--- START ---
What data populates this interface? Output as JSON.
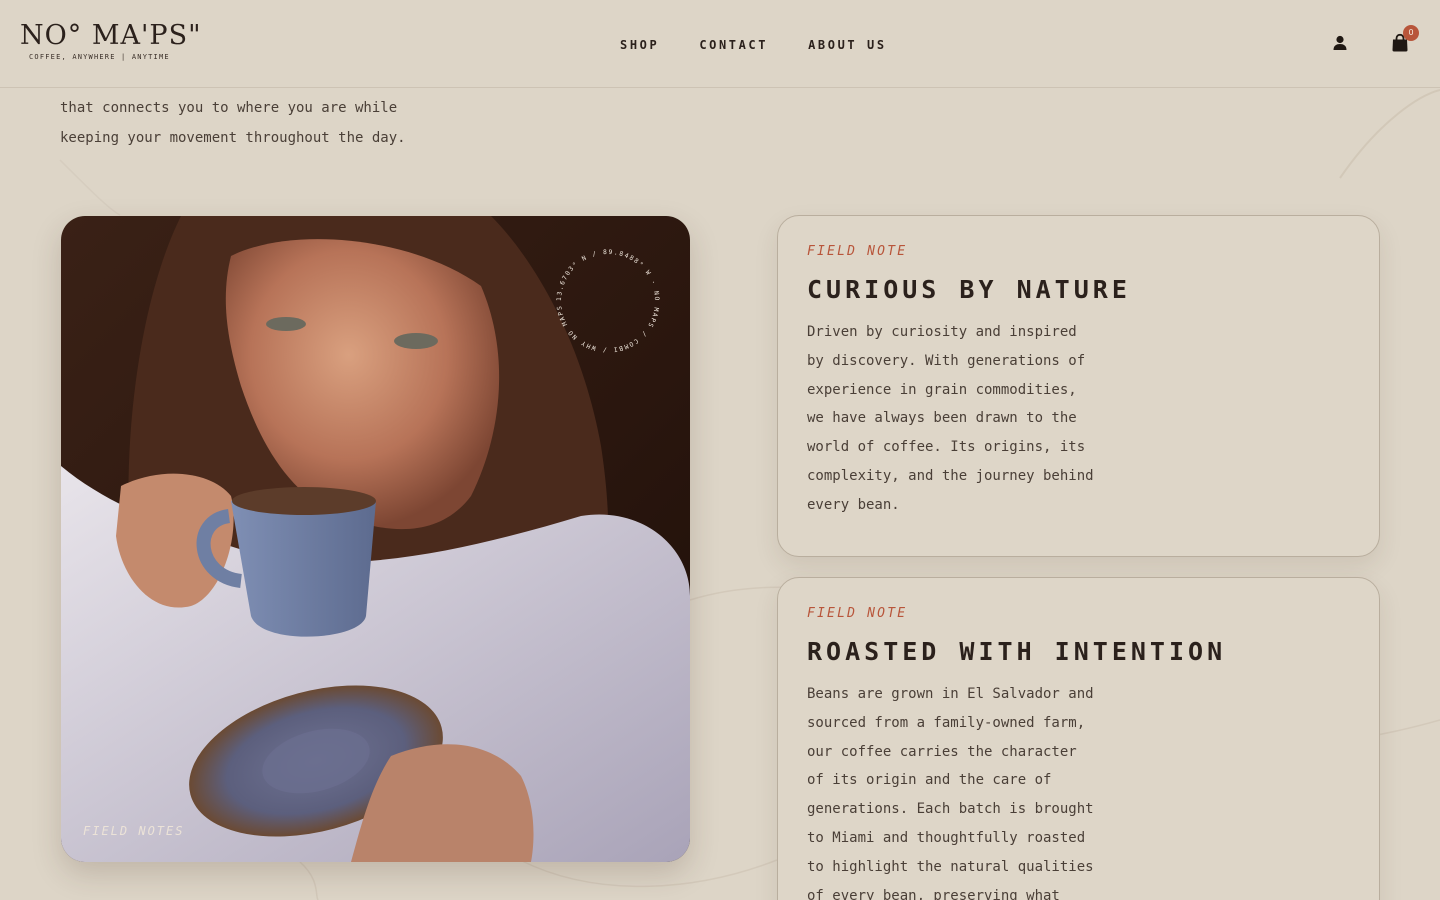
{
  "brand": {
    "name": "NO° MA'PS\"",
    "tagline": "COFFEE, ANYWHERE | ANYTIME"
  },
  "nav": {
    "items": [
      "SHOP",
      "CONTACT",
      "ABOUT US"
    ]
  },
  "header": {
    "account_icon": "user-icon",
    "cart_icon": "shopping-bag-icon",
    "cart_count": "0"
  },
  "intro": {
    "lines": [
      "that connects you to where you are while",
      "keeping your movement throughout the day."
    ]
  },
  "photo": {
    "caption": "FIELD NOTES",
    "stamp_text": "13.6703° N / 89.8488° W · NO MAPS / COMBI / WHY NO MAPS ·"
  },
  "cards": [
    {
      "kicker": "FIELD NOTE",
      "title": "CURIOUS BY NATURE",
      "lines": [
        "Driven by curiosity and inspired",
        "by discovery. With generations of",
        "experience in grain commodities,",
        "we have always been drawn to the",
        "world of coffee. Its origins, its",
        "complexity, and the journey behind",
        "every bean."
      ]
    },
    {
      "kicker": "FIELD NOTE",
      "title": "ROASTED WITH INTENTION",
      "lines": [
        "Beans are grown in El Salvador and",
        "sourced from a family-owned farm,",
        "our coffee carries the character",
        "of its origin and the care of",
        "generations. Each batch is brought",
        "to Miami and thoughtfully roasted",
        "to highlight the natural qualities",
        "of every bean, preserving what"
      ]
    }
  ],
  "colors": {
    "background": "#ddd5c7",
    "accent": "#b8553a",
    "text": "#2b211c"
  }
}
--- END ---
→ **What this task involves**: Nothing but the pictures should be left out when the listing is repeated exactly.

→ **Task solution**:
What data populates this interface? Output as JSON.
{
  "brand": {
    "name": "NO° MA'PS\"",
    "tagline": "COFFEE, ANYWHERE | ANYTIME"
  },
  "nav": {
    "items": [
      "SHOP",
      "CONTACT",
      "ABOUT US"
    ]
  },
  "header": {
    "account_icon": "user-icon",
    "cart_icon": "shopping-bag-icon",
    "cart_count": "0"
  },
  "intro": {
    "lines": [
      "that connects you to where you are while",
      "keeping your movement throughout the day."
    ]
  },
  "photo": {
    "caption": "FIELD NOTES",
    "stamp_text": "13.6703° N / 89.8488° W · NO MAPS / COMBI / WHY NO MAPS ·"
  },
  "cards": [
    {
      "kicker": "FIELD NOTE",
      "title": "CURIOUS BY NATURE",
      "lines": [
        "Driven by curiosity and inspired",
        "by discovery. With generations of",
        "experience in grain commodities,",
        "we have always been drawn to the",
        "world of coffee. Its origins, its",
        "complexity, and the journey behind",
        "every bean."
      ]
    },
    {
      "kicker": "FIELD NOTE",
      "title": "ROASTED WITH INTENTION",
      "lines": [
        "Beans are grown in El Salvador and",
        "sourced from a family-owned farm,",
        "our coffee carries the character",
        "of its origin and the care of",
        "generations. Each batch is brought",
        "to Miami and thoughtfully roasted",
        "to highlight the natural qualities",
        "of every bean, preserving what"
      ]
    }
  ],
  "colors": {
    "background": "#ddd5c7",
    "accent": "#b8553a",
    "text": "#2b211c"
  }
}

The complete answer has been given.